The glut of TV reality shows can make it difficult to distinguish one from another. But the recently concluded Survivor: The Amazon is burned into our brains, and not because the tribal councils wore better masks. The real draw? A pair of gorgeous young contestants--Jenna Morasca and Heidi Strobel--who made isolation and deprivation seem sexy. Forming an early bond, they competed and connived their way through episode after episode and kept male viewers tuned in by bathing together and even stripping naked in exchange for peanut butter and chocolate. But it was still an upset when Jenna, a 22-year-old student at the University of Pittsburgh, was awarded the million-dollar winning prize by a jury of seven runners-up. Jenna herself was surprised, so much so that she questioned some of the other contestants about why they had voted for her: "They said they respected the way I played the game," she says. "Even the ones who didn't particularly like me thought I'd played the best, and they rewarded me for that."

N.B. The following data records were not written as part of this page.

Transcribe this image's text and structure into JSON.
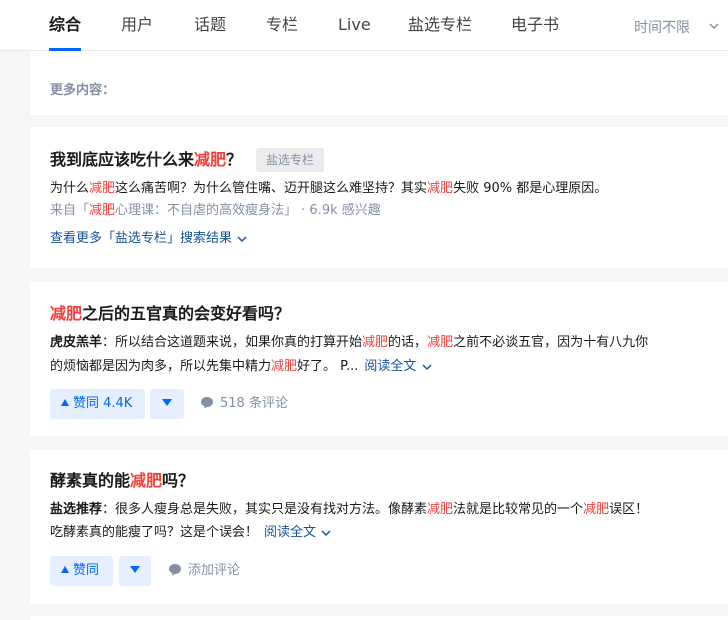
{
  "tabs": [
    {
      "label": "综合",
      "active": true
    },
    {
      "label": "用户"
    },
    {
      "label": "话题"
    },
    {
      "label": "专栏"
    },
    {
      "label": "Live"
    },
    {
      "label": "盐选专栏"
    },
    {
      "label": "电子书"
    }
  ],
  "time_filter": "时间不限",
  "more_content_label": "更多内容：",
  "colors": {
    "accent": "#0066ff",
    "highlight": "#f1403c",
    "link": "#175199",
    "muted": "#8590a6"
  },
  "results": [
    {
      "title_pre": "我到底应该吃什么来",
      "title_hl": "减肥",
      "title_post": "？",
      "badge": "盐选专栏",
      "desc": [
        "为什么",
        "减肥",
        "这么痛苦啊？为什么管住嘴、迈开腿这么难坚持？其实",
        "减肥",
        "失败 90% 都是心理原因。"
      ],
      "source": [
        "来自「",
        "减肥",
        "心理课：不自虐的高效瘦身法」 · 6.9k 感兴趣"
      ],
      "more_link": "查看更多「盐选专栏」搜索结果"
    },
    {
      "title_hl": "减肥",
      "title_post": "之后的五官真的会变好看吗？",
      "author": "虎皮羔羊",
      "line1": [
        "：所以结合这道题来说，如果你真的打算开始",
        "减肥",
        "的话，",
        "减肥",
        "之前不必谈五官，因为十有八九你"
      ],
      "line2": [
        "的烦恼都是因为肉多，所以先集中精力",
        "减肥",
        "好了。 P..."
      ],
      "read_more": "阅读全文",
      "vote_label": "赞同 4.4K",
      "comment_label": "518 条评论"
    },
    {
      "title_pre": "酵素真的能",
      "title_hl": "减肥",
      "title_post": "吗？",
      "author": "盐选推荐",
      "line1": [
        "：很多人瘦身总是失败，其实只是没有找对方法。像酵素",
        "减肥",
        "法就是比较常见的一个",
        "减肥",
        "误区！"
      ],
      "line2": [
        "吃酵素真的能瘦了吗？这是个误会！"
      ],
      "read_more": "阅读全文",
      "vote_label": "赞同",
      "comment_label": "添加评论"
    }
  ]
}
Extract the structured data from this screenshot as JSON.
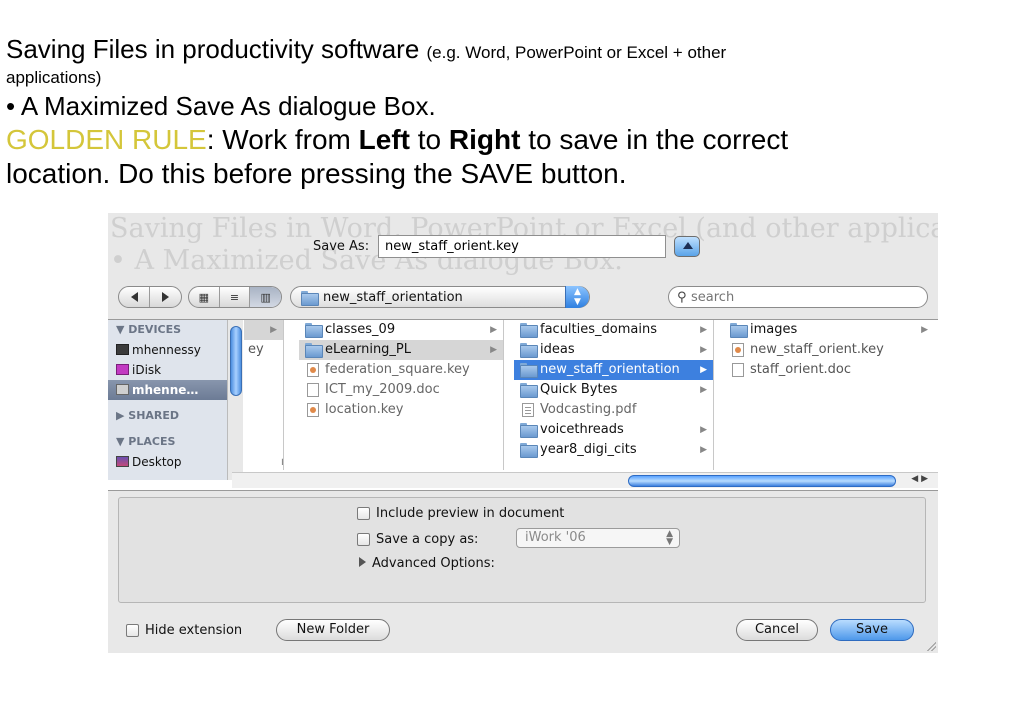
{
  "slide": {
    "title_main": "Saving Files in productivity software ",
    "title_note": "(e.g. Word, PowerPoint or Excel + other",
    "title_note_cont": "applications)",
    "bullet": "• A Maximized Save As dialogue Box.",
    "rule_label": "GOLDEN RULE",
    "rule_text_1": ": Work from ",
    "rule_left": "Left",
    "rule_text_2": " to ",
    "rule_right": "Right",
    "rule_text_3": " to save in the correct",
    "rule_text_4": "location. Do this before pressing the SAVE button.",
    "rule_color": "#d4c63a"
  },
  "dialog": {
    "ghost_line_1": "Saving Files in Word, PowerPoint or Excel (and other applications)",
    "ghost_line_2": "• A Maximized Save As dialogue Box.",
    "save_as_label": "Save As:",
    "save_as_value": "new_staff_orient.key",
    "path_current": "new_staff_orientation",
    "search_placeholder": "search",
    "sidebar": {
      "devices_header": "▼ DEVICES",
      "devices": [
        "mhennessy",
        "iDisk",
        "mhenne…"
      ],
      "shared_header": "▶ SHARED",
      "places_header": "▼ PLACES",
      "places": [
        "Desktop"
      ]
    },
    "col0_tail": "ey",
    "col1": [
      "classes_09",
      "eLearning_PL",
      "federation_square.key",
      "ICT_my_2009.doc",
      "location.key"
    ],
    "col2": [
      "faculties_domains",
      "ideas",
      "new_staff_orientation",
      "Quick Bytes",
      "Vodcasting.pdf",
      "voicethreads",
      "year8_digi_cits"
    ],
    "col3": [
      "images",
      "new_staff_orient.key",
      "staff_orient.doc"
    ],
    "options": {
      "include_preview": "Include preview in document",
      "save_copy_as": "Save a copy as:",
      "version": "iWork '06",
      "advanced": "Advanced Options:"
    },
    "hide_extension": "Hide extension",
    "new_folder": "New Folder",
    "cancel": "Cancel",
    "save": "Save",
    "accent": "#3d80df"
  }
}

Below is a list of retailers and manufacturers you can contact for information on where to find this month's merchandise. To buy the apparel and equipment shown on pages 32, 41--42, 82--83, 106--111, 112--113 and 155, check the listings below to find the stores nearest you.
Half the fun of playing host is getting to show off all the cool drink paraphernalia you've collected. A cocktail shaker shaped like a lighthouse? Why not? It's a handmade reproduction of one that was being shaken back in the Twenties. Talk about getting lit! The exterior is polished chrome over solid brass, and the interior is silver-plated. Celebrate that by having another round or two. Your bar's glassware should be crystal unless your friends like to cap the evening Russian-style by flinging their glasses into the fireplace. Stir, shake, sip and keep plenty of the good stuff on hand. (Virginia Gentleman 90, below, is definitely "the good stuff.") Cheap liquor and elegant accessories definitely don't mix. We'll drink to that.
The Rainbow Farm Massacre--In September 2001, Two gay Marijuana advocates were shot to death after a standoff with police, victims of a violent government Witch-Hunt. The True Story Of An American Dream Turned Nightmare. By Dean Kuipers
Playboy (ISSN 0032-1478), August 2003, volume 50, number 8. Published monthly by Playboy in national and regional editions, Playboy, 680 North Lake Shore Drive, Chicago, Illinois 60611. Periodicals postage paid at Chicago, Illinois and at additional mailing offices. Canada Post Canadian Publications Mail Sales Product Agreement No. 40035534. Subscriptions: in the U.S., $29.97 for 12 issues. Postmaster: Send address change to Playboy, P.O. Box 2007, Harlan, Iowa 51537-4007. For subscription-related questions, e-mail firstname.lastname@example.org. Editorial: email@example.com.